Please do not misunderstand me: prayer before Jesus in the Blessed Sacrament is incredibly powerful; I am fortunate to have grown up with this practice. Many days after work I would walk or ride my bike to kneel in the silence before Jesus; in college many nights from 11 to 12 I kept vigil with Christ for an hour; then when my wife and I were dating we went to daily Mass and after we were married every Monday night from 7-8 pm we kept vigil with Jesus at a local adoration chapel; later when the children were young I took the 11-12 pm hour at our parish. And still now here I continue to spend time with Christ, but it can never end there. Prayer must change us.
Prayer cannot end at the tabernacle! Christ sends us out from prayer to seek our lonely neighbor, to visit those in hospital or nursing home, to reconcile with our estranged children or relatives, to feed the hungry, to comfort the sorrowful, to clothe the naked, welcome the immigrant, and visit the imprisoned.
Mother Teresa's Sisters spend an hour in adoration of the Eucharist BEFORE they spend the rest of the day walking among the poorest of the poor, seeing Christ and serving Christ in the least of these.
All Eucharistic celebration – and adoration – MUST lead to service. Jesus IS present in the Eucharist – but we must see and love Christ in the stranger, in the poor, in the least among us – and yes, even in our own family members.
So whether it is volunteering with the Vincent de Paul, or working a Soup Kitchen, tutoring a child, helping a neighbor, visiting a lonely widow – or loving your spouse or child when he or she is not particularly loveable, the Eucharist is about dying to self and rising to new life.
Pope Francis has been continually telling us through his living public witness that we must go out of our way, out of ourselves, willing to leave our self-contained, secure worlds, to venture to the margins of society, to that other part of town, in order to bring Christ to others just as Jesus went out to the crowds. The Eucharist and the Holy Spirit will give us the strength to do this. – Only then will we truly become the Body of Christ.

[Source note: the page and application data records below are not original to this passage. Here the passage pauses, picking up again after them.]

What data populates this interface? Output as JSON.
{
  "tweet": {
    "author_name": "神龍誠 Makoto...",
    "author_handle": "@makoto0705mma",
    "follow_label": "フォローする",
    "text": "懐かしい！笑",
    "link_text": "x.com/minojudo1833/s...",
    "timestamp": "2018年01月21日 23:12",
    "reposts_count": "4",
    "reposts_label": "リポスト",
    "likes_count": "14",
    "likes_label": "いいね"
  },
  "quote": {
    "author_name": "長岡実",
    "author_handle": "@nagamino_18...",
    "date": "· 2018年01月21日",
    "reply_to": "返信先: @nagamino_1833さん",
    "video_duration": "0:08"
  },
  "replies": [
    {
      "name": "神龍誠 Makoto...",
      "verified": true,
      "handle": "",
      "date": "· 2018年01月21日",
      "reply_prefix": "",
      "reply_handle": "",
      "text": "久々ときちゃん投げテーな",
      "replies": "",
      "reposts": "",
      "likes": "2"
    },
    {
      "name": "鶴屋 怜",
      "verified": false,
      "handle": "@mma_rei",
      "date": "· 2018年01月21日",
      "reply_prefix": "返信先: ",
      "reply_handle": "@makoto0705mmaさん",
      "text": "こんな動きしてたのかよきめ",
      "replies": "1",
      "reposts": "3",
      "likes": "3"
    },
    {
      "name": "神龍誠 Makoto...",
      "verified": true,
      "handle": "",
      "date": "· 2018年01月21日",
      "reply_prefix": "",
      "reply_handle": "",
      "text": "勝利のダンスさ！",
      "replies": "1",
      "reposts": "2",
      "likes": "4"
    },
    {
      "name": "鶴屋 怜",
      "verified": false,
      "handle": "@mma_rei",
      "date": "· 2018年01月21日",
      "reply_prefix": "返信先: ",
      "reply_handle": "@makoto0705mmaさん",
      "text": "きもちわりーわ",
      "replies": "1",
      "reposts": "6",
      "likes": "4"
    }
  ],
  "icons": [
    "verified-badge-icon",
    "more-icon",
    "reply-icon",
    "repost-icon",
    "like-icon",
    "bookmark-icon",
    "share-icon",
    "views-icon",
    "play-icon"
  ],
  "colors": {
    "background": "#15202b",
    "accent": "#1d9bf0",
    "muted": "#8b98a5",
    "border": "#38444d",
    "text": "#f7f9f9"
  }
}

Yes the Holy Eucharist – the Body and Blood of Christ – is that which brings us together, and, in fact, the Eucharist forms us as The People of God. We are nourished from this altar.
And after receiving the bread of life and the chalice of salvation, we pray that we may truly become the very body and blood of Christ to the World, bringing salvation to all those around us; and may each of us pray as did Saint Paul, “It is no longer I who live, but Christ Jesus who lives in me.”